* [EXERCISE PROMPT] Go through the lines below and retype each one exactly.

* [INPUT DATA]

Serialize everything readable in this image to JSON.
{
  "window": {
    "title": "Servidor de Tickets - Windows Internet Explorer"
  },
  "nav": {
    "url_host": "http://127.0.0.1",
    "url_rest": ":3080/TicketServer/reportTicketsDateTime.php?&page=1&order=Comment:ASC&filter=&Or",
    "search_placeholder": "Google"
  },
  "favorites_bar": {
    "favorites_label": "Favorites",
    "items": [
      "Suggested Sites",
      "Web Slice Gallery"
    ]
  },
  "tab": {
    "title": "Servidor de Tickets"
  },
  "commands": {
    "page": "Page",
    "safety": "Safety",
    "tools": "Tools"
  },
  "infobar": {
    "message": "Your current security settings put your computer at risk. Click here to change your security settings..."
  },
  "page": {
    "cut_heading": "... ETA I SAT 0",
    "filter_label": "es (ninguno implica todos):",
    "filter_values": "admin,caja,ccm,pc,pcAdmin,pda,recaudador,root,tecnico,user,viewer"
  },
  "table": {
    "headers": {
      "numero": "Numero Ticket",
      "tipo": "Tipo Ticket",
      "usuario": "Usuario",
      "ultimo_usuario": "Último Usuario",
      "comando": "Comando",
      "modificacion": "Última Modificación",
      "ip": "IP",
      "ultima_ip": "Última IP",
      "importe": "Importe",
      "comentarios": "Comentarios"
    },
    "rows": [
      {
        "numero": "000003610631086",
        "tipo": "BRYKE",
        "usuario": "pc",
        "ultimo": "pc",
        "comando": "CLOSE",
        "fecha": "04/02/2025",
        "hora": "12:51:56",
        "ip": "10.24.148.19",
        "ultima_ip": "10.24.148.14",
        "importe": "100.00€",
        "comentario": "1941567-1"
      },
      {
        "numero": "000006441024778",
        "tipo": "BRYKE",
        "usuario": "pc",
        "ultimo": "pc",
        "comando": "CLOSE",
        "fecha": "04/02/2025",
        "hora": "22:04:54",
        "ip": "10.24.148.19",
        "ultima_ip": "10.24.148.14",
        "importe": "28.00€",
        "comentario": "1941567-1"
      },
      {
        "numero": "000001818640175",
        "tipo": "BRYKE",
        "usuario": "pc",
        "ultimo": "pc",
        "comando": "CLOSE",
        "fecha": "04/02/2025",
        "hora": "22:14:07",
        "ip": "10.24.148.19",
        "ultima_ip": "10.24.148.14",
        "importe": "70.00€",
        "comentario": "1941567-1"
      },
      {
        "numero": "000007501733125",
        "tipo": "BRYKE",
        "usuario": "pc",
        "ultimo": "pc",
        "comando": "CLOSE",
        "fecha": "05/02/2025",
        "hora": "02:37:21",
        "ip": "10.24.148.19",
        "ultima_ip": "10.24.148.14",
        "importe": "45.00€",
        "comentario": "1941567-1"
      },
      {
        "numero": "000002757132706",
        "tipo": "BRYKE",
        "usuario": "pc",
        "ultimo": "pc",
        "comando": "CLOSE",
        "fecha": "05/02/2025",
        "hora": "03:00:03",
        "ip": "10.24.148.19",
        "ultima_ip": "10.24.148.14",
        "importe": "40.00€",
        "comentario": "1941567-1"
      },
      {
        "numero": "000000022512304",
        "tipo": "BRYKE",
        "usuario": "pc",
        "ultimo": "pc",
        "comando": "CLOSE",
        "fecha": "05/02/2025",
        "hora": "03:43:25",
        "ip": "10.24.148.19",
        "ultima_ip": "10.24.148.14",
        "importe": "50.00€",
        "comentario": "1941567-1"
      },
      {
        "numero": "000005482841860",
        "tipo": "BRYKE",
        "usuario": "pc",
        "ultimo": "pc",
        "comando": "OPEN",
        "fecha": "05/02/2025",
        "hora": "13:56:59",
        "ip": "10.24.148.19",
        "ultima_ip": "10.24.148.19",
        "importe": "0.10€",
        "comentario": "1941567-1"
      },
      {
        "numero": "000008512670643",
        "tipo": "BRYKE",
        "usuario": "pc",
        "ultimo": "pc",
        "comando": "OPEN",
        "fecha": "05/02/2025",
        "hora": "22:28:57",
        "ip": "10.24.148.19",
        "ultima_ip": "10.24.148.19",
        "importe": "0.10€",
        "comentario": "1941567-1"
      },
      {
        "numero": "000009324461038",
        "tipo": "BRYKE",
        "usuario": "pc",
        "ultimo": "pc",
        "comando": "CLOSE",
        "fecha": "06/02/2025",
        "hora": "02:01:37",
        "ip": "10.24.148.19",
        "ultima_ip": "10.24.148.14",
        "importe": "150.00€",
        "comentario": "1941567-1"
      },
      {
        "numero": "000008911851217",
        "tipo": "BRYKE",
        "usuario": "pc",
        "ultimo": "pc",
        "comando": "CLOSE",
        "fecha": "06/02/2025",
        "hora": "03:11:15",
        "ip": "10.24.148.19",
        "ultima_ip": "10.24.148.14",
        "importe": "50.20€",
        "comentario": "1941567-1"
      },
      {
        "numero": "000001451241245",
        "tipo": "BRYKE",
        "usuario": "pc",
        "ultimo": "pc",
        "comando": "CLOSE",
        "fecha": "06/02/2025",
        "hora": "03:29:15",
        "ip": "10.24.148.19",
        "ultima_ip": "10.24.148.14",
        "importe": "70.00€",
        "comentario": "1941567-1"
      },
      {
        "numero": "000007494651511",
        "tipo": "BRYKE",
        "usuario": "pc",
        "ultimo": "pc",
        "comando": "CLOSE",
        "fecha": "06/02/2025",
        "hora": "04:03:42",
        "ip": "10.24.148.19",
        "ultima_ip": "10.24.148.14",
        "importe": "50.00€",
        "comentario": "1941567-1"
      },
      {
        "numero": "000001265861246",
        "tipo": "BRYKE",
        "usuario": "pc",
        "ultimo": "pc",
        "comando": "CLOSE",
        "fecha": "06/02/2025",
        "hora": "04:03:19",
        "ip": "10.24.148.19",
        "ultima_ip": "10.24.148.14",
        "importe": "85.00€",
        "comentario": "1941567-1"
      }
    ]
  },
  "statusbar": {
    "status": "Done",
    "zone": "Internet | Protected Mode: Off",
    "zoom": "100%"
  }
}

* [EXPECTED ANSWER]
Serialize everything readable in this image to JSON.
{
  "window": {
    "title": "Servidor de Tickets - Windows Internet Explorer"
  },
  "nav": {
    "url_host": "http://127.0.0.1",
    "url_rest": ":3080/TicketServer/reportTicketsDateTime.php?&page=1&order=Comment:ASC&filter=&Or",
    "search_placeholder": "Google"
  },
  "favorites_bar": {
    "favorites_label": "Favorites",
    "items": [
      "Suggested Sites",
      "Web Slice Gallery"
    ]
  },
  "tab": {
    "title": "Servidor de Tickets"
  },
  "commands": {
    "page": "Page",
    "safety": "Safety",
    "tools": "Tools"
  },
  "infobar": {
    "message": "Your current security settings put your computer at risk. Click here to change your security settings..."
  },
  "page": {
    "cut_heading": "... ETA I SAT 0",
    "filter_label": "es (ninguno implica todos):",
    "filter_values": "admin,caja,ccm,pc,pcAdmin,pda,recaudador,root,tecnico,user,viewer"
  },
  "table": {
    "headers": {
      "numero": "Numero Ticket",
      "tipo": "Tipo Ticket",
      "usuario": "Usuario",
      "ultimo_usuario": "Último Usuario",
      "comando": "Comando",
      "modificacion": "Última Modificación",
      "ip": "IP",
      "ultima_ip": "Última IP",
      "importe": "Importe",
      "comentarios": "Comentarios"
    },
    "rows": [
      {
        "numero": "000003610631086",
        "tipo": "BRYKE",
        "usuario": "pc",
        "ultimo": "pc",
        "comando": "CLOSE",
        "fecha": "04/02/2025",
        "hora": "12:51:56",
        "ip": "10.24.148.19",
        "ultima_ip": "10.24.148.14",
        "importe": "100.00€",
        "comentario": "1941567-1"
      },
      {
        "numero": "000006441024778",
        "tipo": "BRYKE",
        "usuario": "pc",
        "ultimo": "pc",
        "comando": "CLOSE",
        "fecha": "04/02/2025",
        "hora": "22:04:54",
        "ip": "10.24.148.19",
        "ultima_ip": "10.24.148.14",
        "importe": "28.00€",
        "comentario": "1941567-1"
      },
      {
        "numero": "000001818640175",
        "tipo": "BRYKE",
        "usuario": "pc",
        "ultimo": "pc",
        "comando": "CLOSE",
        "fecha": "04/02/2025",
        "hora": "22:14:07",
        "ip": "10.24.148.19",
        "ultima_ip": "10.24.148.14",
        "importe": "70.00€",
        "comentario": "1941567-1"
      },
      {
        "numero": "000007501733125",
        "tipo": "BRYKE",
        "usuario": "pc",
        "ultimo": "pc",
        "comando": "CLOSE",
        "fecha": "05/02/2025",
        "hora": "02:37:21",
        "ip": "10.24.148.19",
        "ultima_ip": "10.24.148.14",
        "importe": "45.00€",
        "comentario": "1941567-1"
      },
      {
        "numero": "000002757132706",
        "tipo": "BRYKE",
        "usuario": "pc",
        "ultimo": "pc",
        "comando": "CLOSE",
        "fecha": "05/02/2025",
        "hora": "03:00:03",
        "ip": "10.24.148.19",
        "ultima_ip": "10.24.148.14",
        "importe": "40.00€",
        "comentario": "1941567-1"
      },
      {
        "numero": "000000022512304",
        "tipo": "BRYKE",
        "usuario": "pc",
        "ultimo": "pc",
        "comando": "CLOSE",
        "fecha": "05/02/2025",
        "hora": "03:43:25",
        "ip": "10.24.148.19",
        "ultima_ip": "10.24.148.14",
        "importe": "50.00€",
        "comentario": "1941567-1"
      },
      {
        "numero": "000005482841860",
        "tipo": "BRYKE",
        "usuario": "pc",
        "ultimo": "pc",
        "comando": "OPEN",
        "fecha": "05/02/2025",
        "hora": "13:56:59",
        "ip": "10.24.148.19",
        "ultima_ip": "10.24.148.19",
        "importe": "0.10€",
        "comentario": "1941567-1"
      },
      {
        "numero": "000008512670643",
        "tipo": "BRYKE",
        "usuario": "pc",
        "ultimo": "pc",
        "comando": "OPEN",
        "fecha": "05/02/2025",
        "hora": "22:28:57",
        "ip": "10.24.148.19",
        "ultima_ip": "10.24.148.19",
        "importe": "0.10€",
        "comentario": "1941567-1"
      },
      {
        "numero": "000009324461038",
        "tipo": "BRYKE",
        "usuario": "pc",
        "ultimo": "pc",
        "comando": "CLOSE",
        "fecha": "06/02/2025",
        "hora": "02:01:37",
        "ip": "10.24.148.19",
        "ultima_ip": "10.24.148.14",
        "importe": "150.00€",
        "comentario": "1941567-1"
      },
      {
        "numero": "000008911851217",
        "tipo": "BRYKE",
        "usuario": "pc",
        "ultimo": "pc",
        "comando": "CLOSE",
        "fecha": "06/02/2025",
        "hora": "03:11:15",
        "ip": "10.24.148.19",
        "ultima_ip": "10.24.148.14",
        "importe": "50.20€",
        "comentario": "1941567-1"
      },
      {
        "numero": "000001451241245",
        "tipo": "BRYKE",
        "usuario": "pc",
        "ultimo": "pc",
        "comando": "CLOSE",
        "fecha": "06/02/2025",
        "hora": "03:29:15",
        "ip": "10.24.148.19",
        "ultima_ip": "10.24.148.14",
        "importe": "70.00€",
        "comentario": "1941567-1"
      },
      {
        "numero": "000007494651511",
        "tipo": "BRYKE",
        "usuario": "pc",
        "ultimo": "pc",
        "comando": "CLOSE",
        "fecha": "06/02/2025",
        "hora": "04:03:42",
        "ip": "10.24.148.19",
        "ultima_ip": "10.24.148.14",
        "importe": "50.00€",
        "comentario": "1941567-1"
      },
      {
        "numero": "000001265861246",
        "tipo": "BRYKE",
        "usuario": "pc",
        "ultimo": "pc",
        "comando": "CLOSE",
        "fecha": "06/02/2025",
        "hora": "04:03:19",
        "ip": "10.24.148.19",
        "ultima_ip": "10.24.148.14",
        "importe": "85.00€",
        "comentario": "1941567-1"
      }
    ]
  },
  "statusbar": {
    "status": "Done",
    "zone": "Internet | Protected Mode: Off",
    "zoom": "100%"
  }
}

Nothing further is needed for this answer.